What is Bob Ewell's testimony in Harper Lee's To Kill a Mockingbird?

Expert Answers

An illustration of the letter 'A' in a speech bubbles

Bob Ewell's testimony comes directly after that of Heck Tate. Bob is well known for being a drunk, which has caused his family to fall on hard times. It's likely that the only reason Bob's testimony is taken seriously at all is because he has white skin and is claiming that a black man has committed a heinous crime.

When his testimony begins, Bob provides a sensationalized account of the rape that he alleges to have been witness to—his daughter Mayella being raped by Tom Robinson. Thanks to the vile language that he uses and his generally unpleasant demeanor, Bob causes a scene in the courtroom, and the judge had his work cut out for him to restore order to the court.

Bob's testimony—crassly delivered—explains that while walking home from the woods one evening, he happened upon Tom Robinson raping Mayella.
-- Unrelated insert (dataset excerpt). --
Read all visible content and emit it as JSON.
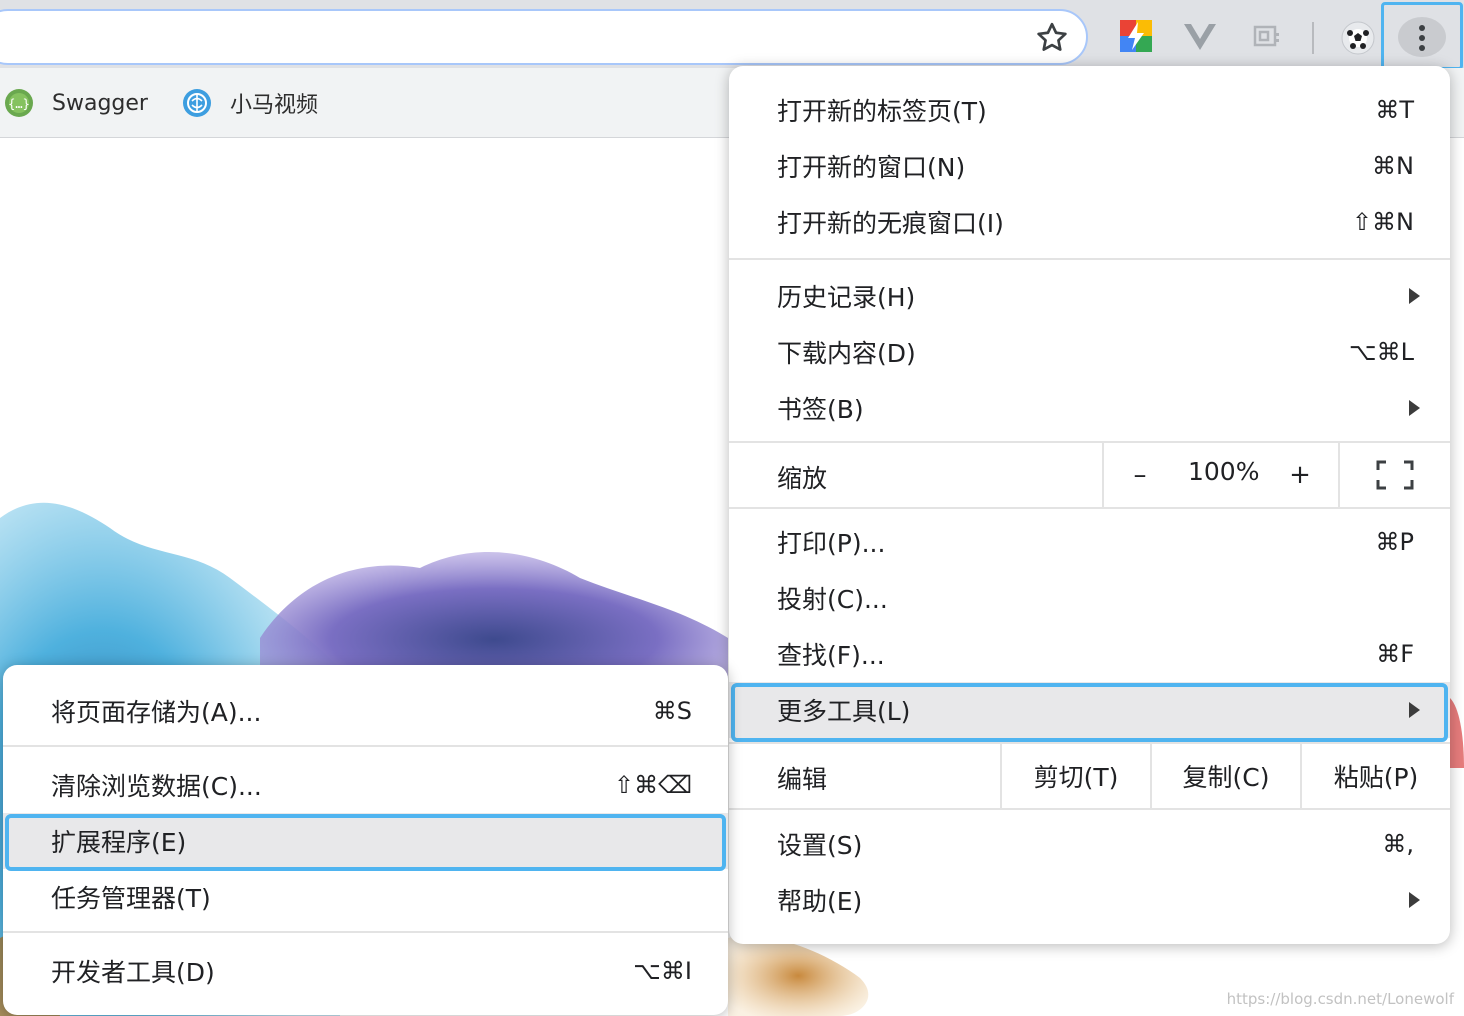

According to Bob, Tom then ran out after having been caught in the act.

Extreme doubt, however, is cast on Bob's story when he is cross-examined by Atticus Finch.

Under scrutiny,...

(The entire section contains 4 answers and 932 words.)

Unlock This Answer Now

Start your 48-hour free trial to unlock this answer and thousands more. Enjoy eNotes ad-free and cancel anytime.

Start your 48-Hour Free Trial
Last Updated by eNotes Editorial on